Monica Sethi, MD, Jonathan Zagzag, MD, Karan Patel, BA, Melissa Magrath, BA, Manish S Parikh, MD, John K Saunders, MD, Akuezunkpa O Ude-Welcome, MD, Bradley F Schwack, MD, Marina S Kurian, MD, George A Fielding, MD, Christine J Ren-Fielding, MD. New York University School of Medicine
Introduction: Staple line leak is the most feared complication after sleeve gastrectomy. Intraoperative methylene blue and air leak tests are routinely used to evaluate for leak, however the utility of these tests is controversial. The 2012 International Sleeve Gastrectomy Expert Panel failed to reach a consensus about whether routine intraoperative leak tests should be performed. Additionally, these tests are not benign – they introduce increased instrumentation, with reports of nasogastric tubes causing esophageal perforation, as well as increased costs in the form of resource utilization. We hypothesize that the practice of routine intraoperative leak testing is unnecessary during sleeve gastrectomy.
Methods and Procedures: A retrospective cohort study was designed using a prospectively-collected database of seven bariatric surgeons from two institutions. 1,257 consecutive patients who underwent sleeve gastrectomies between March 2012 and June 2014 were included. The performance of intraoperative leak testing and the type of test (air or methylene blue) were based on surgeon preference. Data obtained included BMI, patient demographics, comorbidity, presence or absence of intraoperative leak test, result of leak test, and type of test. The primary outcome was leak rate between the leak test (LT) group and the non-leak test (NLT) group. SPSS-22 was used for univariate and multivariate analyses.
Results: Of the 1,257 sleeve gastrectomy cases, most (99.68%) were laparoscopic, except for two (0.16%) open and two (0.16%) converted cases. 1,164 (92.6%) patients had routine intraoperative leak tests performed; there were no positive intraoperative leak tests in the entire cohort. 93 patients (7.4%) did not have intraoperative leak tests performed. Thirteen (1%) patients developed staple line leaks, with no difference in leak rate between the LT and NLT groups (1% vs. 1.1%, p=1.000). There were some baseline differences between the groups, however [Table 1]. After adjusting for these differences and other possible confounders with binary logistic regression, the observed lack of association between leak and intraoperative leak test remained. In this cohort, leaks presented at a mean of 11.3 days postoperatively (range=[1,35]), with only two leaks presenting during the index admission. Of those two, one patient with a leak seen on postoperative day 1 esophagram underwent a repeat leak test during diagnostic laparoscopy, which was negative. Despite suture reinforcement, the leak persisted and the patient eventually required conversion to gastric bypass.

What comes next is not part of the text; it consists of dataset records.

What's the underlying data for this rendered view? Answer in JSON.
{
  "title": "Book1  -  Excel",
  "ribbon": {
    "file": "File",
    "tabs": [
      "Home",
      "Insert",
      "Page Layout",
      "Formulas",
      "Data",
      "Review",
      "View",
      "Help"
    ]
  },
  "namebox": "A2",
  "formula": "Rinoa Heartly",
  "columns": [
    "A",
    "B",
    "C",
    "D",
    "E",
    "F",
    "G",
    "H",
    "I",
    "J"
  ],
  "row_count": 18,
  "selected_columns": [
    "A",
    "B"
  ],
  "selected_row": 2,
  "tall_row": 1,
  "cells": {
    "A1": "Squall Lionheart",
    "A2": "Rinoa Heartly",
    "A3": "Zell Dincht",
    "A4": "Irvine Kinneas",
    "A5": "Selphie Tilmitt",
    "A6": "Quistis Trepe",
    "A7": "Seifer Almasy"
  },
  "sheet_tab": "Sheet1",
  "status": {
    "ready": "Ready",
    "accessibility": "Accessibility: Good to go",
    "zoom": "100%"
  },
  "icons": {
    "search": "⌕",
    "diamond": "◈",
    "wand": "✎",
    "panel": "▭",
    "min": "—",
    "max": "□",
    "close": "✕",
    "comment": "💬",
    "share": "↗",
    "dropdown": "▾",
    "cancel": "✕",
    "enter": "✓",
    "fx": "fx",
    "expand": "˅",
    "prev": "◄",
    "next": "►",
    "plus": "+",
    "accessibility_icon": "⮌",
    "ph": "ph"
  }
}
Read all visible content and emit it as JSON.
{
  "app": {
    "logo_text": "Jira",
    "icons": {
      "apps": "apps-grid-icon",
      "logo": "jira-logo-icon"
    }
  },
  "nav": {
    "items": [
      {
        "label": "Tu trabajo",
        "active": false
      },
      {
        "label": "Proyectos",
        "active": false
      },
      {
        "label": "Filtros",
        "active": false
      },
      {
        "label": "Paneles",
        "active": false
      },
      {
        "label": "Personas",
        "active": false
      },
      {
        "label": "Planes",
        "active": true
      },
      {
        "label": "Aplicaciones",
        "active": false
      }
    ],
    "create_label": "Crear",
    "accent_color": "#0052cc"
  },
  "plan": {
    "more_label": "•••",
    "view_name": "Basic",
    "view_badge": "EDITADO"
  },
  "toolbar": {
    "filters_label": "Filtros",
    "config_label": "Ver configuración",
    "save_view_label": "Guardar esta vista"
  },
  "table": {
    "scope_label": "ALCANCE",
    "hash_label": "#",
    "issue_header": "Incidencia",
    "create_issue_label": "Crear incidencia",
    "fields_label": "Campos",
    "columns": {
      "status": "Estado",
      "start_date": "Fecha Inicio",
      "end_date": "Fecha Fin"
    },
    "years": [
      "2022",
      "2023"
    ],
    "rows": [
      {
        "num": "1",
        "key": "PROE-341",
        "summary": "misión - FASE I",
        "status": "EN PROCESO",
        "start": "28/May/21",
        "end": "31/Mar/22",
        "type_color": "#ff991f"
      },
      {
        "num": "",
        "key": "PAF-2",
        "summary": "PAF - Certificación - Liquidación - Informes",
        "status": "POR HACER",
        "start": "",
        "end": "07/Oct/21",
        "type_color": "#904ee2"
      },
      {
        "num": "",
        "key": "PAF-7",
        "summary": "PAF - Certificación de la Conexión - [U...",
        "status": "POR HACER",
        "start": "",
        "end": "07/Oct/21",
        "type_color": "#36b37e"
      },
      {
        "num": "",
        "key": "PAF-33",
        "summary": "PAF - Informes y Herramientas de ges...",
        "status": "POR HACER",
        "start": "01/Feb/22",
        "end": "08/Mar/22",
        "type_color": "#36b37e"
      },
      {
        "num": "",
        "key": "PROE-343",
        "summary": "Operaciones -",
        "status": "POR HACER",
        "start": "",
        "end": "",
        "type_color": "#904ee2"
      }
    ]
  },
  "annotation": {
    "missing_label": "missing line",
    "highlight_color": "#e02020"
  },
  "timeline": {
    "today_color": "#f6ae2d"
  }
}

Conclusion: Intraoperative leak testing has no correlation with postoperative leak occurrence after laparoscopic sleeve gastrectomy and is not predictive of the later development of staple line leak.